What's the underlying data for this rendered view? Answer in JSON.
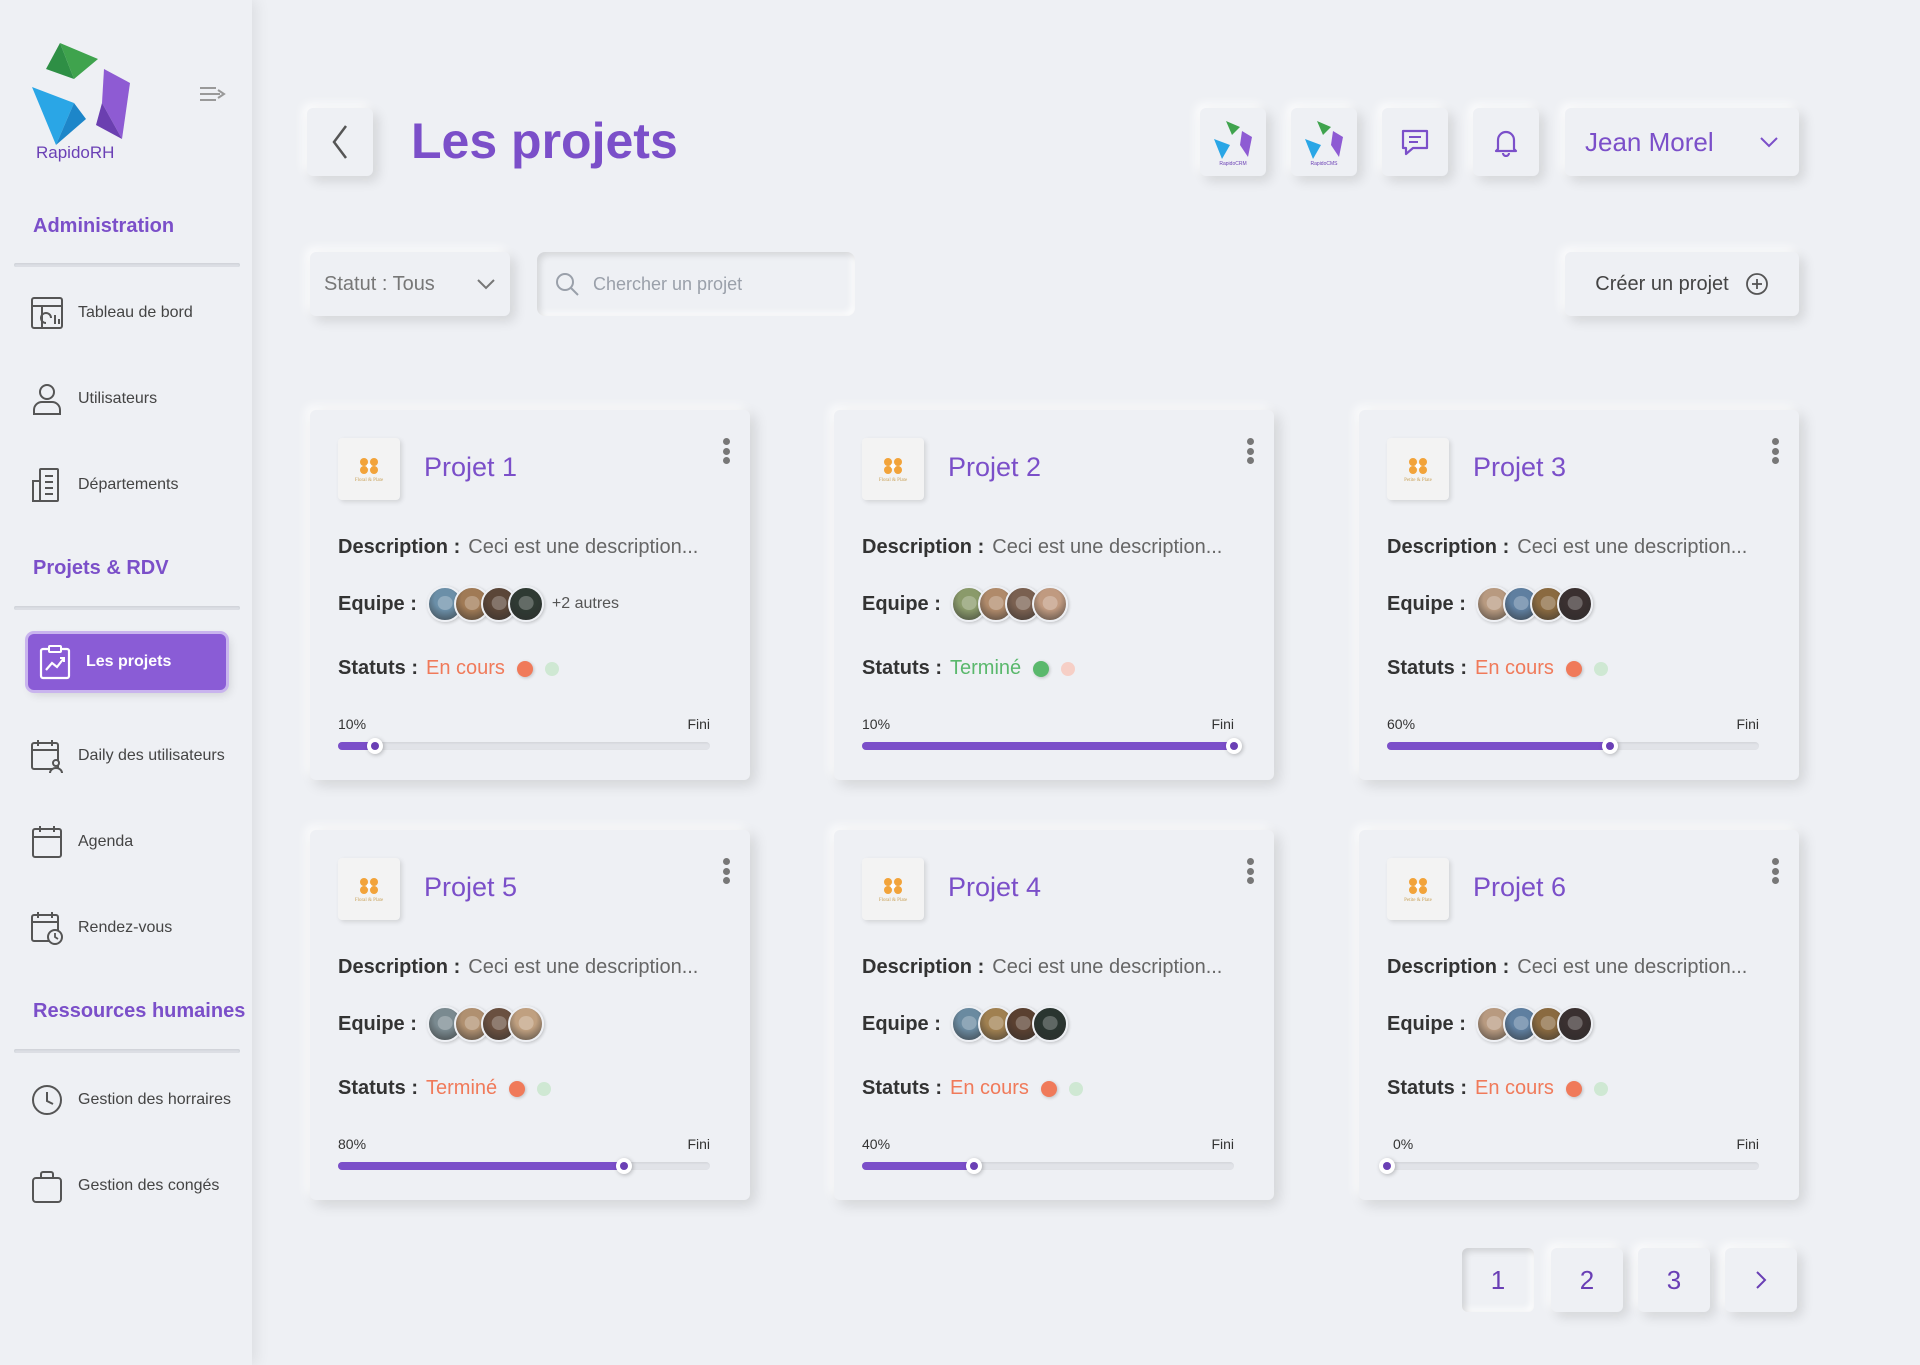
{
  "app": {
    "logo_text_1": "Rapido",
    "logo_text_2": "RH"
  },
  "sidebar": {
    "sections": [
      {
        "title": "Administration",
        "items": [
          {
            "label": "Tableau de bord",
            "icon": "dashboard-icon"
          },
          {
            "label": "Utilisateurs",
            "icon": "user-icon"
          },
          {
            "label": "Départements",
            "icon": "building-icon"
          }
        ]
      },
      {
        "title": "Projets & RDV",
        "items": [
          {
            "label": "Les projets",
            "icon": "projects-icon",
            "active": true
          },
          {
            "label": "Daily des utilisateurs",
            "icon": "calendar-user-icon"
          },
          {
            "label": "Agenda",
            "icon": "calendar-icon"
          },
          {
            "label": "Rendez-vous",
            "icon": "calendar-clock-icon"
          }
        ]
      },
      {
        "title": "Ressources humaines",
        "items": [
          {
            "label": "Gestion des horraires",
            "icon": "clock-icon"
          },
          {
            "label": "Gestion des congés",
            "icon": "bag-icon"
          }
        ]
      }
    ]
  },
  "header": {
    "title": "Les projets",
    "apps": [
      {
        "caption": "RapidoCRM"
      },
      {
        "caption": "RapidoCMS"
      }
    ],
    "user_name": "Jean Morel"
  },
  "toolbar": {
    "status_filter": "Statut : Tous",
    "search_placeholder": "Chercher un projet",
    "create_label": "Créer un projet"
  },
  "labels": {
    "description": "Description :",
    "team": "Equipe :",
    "status": "Statuts :",
    "done": "Fini"
  },
  "colors": {
    "accent": "#7b4fc9",
    "in_progress": "#f07a5a",
    "finished": "#5ab86c"
  },
  "projects": [
    {
      "title": "Projet 1",
      "logo_caption": "Floral & Plate",
      "description": "Ceci est une description...",
      "team": [
        "#6b8fa8",
        "#a07a55",
        "#5b4638",
        "#2f3a33"
      ],
      "others": "+2 autres",
      "status": "En cours",
      "status_type": "in_progress",
      "progress": 10,
      "progress_label": "10%"
    },
    {
      "title": "Projet 2",
      "logo_caption": "Floral & Plate",
      "description": "Ceci est une description...",
      "team": [
        "#8a9a6a",
        "#b08a6a",
        "#7a6050",
        "#c09a80"
      ],
      "others": "",
      "status": "Terminé",
      "status_type": "finished",
      "progress": 100,
      "progress_label": "10%"
    },
    {
      "title": "Projet 3",
      "logo_caption": "Petite & Plate",
      "description": "Ceci est une description...",
      "team": [
        "#b89a80",
        "#5f7fa0",
        "#8a6a40",
        "#3a3030"
      ],
      "others": "",
      "status": "En cours",
      "status_type": "in_progress",
      "progress": 60,
      "progress_label": "60%"
    },
    {
      "title": "Projet 5",
      "logo_caption": "Floral & Plate",
      "description": "Ceci est une description...",
      "team": [
        "#7a8a90",
        "#b09070",
        "#6a5040",
        "#c0a080"
      ],
      "others": "",
      "status": "Terminé",
      "status_type": "in_progress",
      "progress": 77,
      "progress_label": "80%"
    },
    {
      "title": "Projet 4",
      "logo_caption": "Floral & Plate",
      "description": "Ceci est une description...",
      "team": [
        "#6a8aa0",
        "#a08050",
        "#5a4030",
        "#2a3530"
      ],
      "others": "",
      "status": "En cours",
      "status_type": "in_progress",
      "progress": 30,
      "progress_label": "40%"
    },
    {
      "title": "Projet 6",
      "logo_caption": "Petite & Plate",
      "description": "Ceci est une description...",
      "team": [
        "#b89a80",
        "#5f7fa0",
        "#8a6a40",
        "#3a3030"
      ],
      "others": "",
      "status": "En cours",
      "status_type": "in_progress",
      "progress": 0,
      "progress_label": "0%"
    }
  ],
  "pagination": {
    "pages": [
      "1",
      "2",
      "3"
    ],
    "current": "1"
  }
}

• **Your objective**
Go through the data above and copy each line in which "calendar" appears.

• **Task answer**
            "icon": "calendar-user-icon"
            "icon": "calendar-icon"
            "icon": "calendar-clock-icon"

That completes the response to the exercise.